To build your landing page, I recommend this very comprehensive article: How to set up a landing page for testing a business or product idea.

As a result of what should something like this.

With your Landing Page done, you already achieved two things:

  1. you made your value proposition tangible — and made hard choices around wording, customer and benefits.
  2. discussed it with your team and eventually aligned, helping uncover some potential misunderstandings

But what matters is customer reactions. You can test this Landing Page in 2 ways:

  1. expose it to customers, either with Online Ads, Email or posting it on social media where your customers are. Measure clicks on the ‘call to action’ button. Great if it works. If it doesn’t, you need to find out why?
  2. the 5-seconds test

The 5-seconds test allows you to get qualitative (the why?) feedback on your landing page. Here you engage directly with your target customer in the real world, not online and you show them your Landing Page. For 5 seconds. It’s short. It’s the 5 seconds it takes for a distracted web surfer to consider an offer and make up their mind about it.

After 5 seconds, hide your Landing Page and asks questions:

What was it? What did you see? What did you understand? Take notes. Don’t explain. This will give you, surprises for sure, but also the customer perspective and the different points to improve.

A pitch

Pitching your value proposition directly to potential customers is a great way to test comprehension and clarity. You can see their reaction and listen to their questions.

Ask them to rephrase back what you pitched and see what they understood. Listen to the word they are using — those are words you could use in your next pitch.

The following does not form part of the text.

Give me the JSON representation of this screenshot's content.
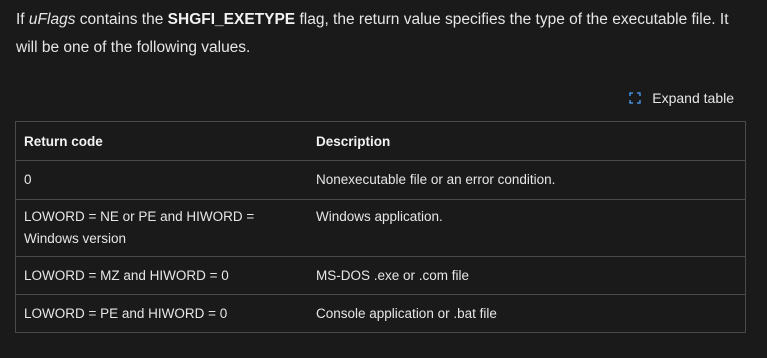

If a customer is excited about your offer, you can follow up with a solution interview.

Solution Interviews

A solutions interview is to test the appetite of the customer for what you have to offer. It starts with a little preparation and finished with meeting the customer. This is how to structure those interviews.

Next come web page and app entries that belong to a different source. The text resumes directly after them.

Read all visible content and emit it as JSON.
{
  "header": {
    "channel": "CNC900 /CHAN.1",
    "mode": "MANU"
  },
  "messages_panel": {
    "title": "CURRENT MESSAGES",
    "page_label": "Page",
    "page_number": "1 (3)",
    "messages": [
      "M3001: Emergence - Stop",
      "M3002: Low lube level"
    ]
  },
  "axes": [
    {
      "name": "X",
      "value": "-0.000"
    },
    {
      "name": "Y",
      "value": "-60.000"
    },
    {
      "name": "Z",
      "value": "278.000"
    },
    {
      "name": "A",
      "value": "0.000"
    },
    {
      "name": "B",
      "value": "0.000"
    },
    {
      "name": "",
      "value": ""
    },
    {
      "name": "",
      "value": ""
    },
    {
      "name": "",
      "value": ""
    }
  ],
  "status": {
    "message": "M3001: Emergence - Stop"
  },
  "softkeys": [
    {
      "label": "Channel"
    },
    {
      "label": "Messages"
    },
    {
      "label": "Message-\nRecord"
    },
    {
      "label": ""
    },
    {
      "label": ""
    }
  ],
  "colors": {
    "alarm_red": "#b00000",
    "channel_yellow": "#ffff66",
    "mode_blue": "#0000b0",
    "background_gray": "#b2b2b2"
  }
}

Part 1 — Problem validation

Before you make any proposition to the customer, make sure they are in your target segment. Qualify their needs.

We have been talking to lots of people like yourself and we have heard this [problem/need/situation].

Could you share how does it relate to your experience? What story comes to your mind? What would you like to share?

After this conversation, you know with more certainty if the customer needs your solutions or not. Now test your value propositions.

Part 2 — Co-create around the value proposition

Here explain what you have in mind, our solution, and assess the customer interest.

We are looking to “value proposition”. Is this something we can explore with you today? What does this mean for you?

How would you use it tomorrow? Why is it important?

You can also drill down to the feature level.

We are thinking about feature 1,2,3. Which one do you think is most relevant to you, which one would address best your problem. Why?

Part 3 — Validation and Commitment

Would it make sense for us to explore this?


Now you have an interested customer. To assess how interested he/she is, ask for a commitment. It’s is something a customer would do, should they be interested in your offer. For you, it’s proof of their interest.

This proof of commitment has some cost to the customer. Either in time, effort, energy, financial, etc… If it has no cost, to implication for the customer, this is not a commitment. Because it has a cost, we also call this a currency.

Here are examples of what you could ask for:

  • Money — pre-order (think kick starter or prepayment)
  • A signed agreement (NDA, contract for a POC, exclusivity, …)
  • Invitation to another meeting (with the boss, at a different location)
  • An email, phone number (in b2c context)
  • Access to sensitive data -(contact list, usage data for AI products,…)

Depending on the situation, some of those examples don’t commit customers. Are you asking this customer to be committed or involved?

Of course, your value proposition is something that changes over time and will need to be refined as you keep on learning from your customers.

For more on running experiments, read David Bland’s post: An Introduction to Experiment Pairing.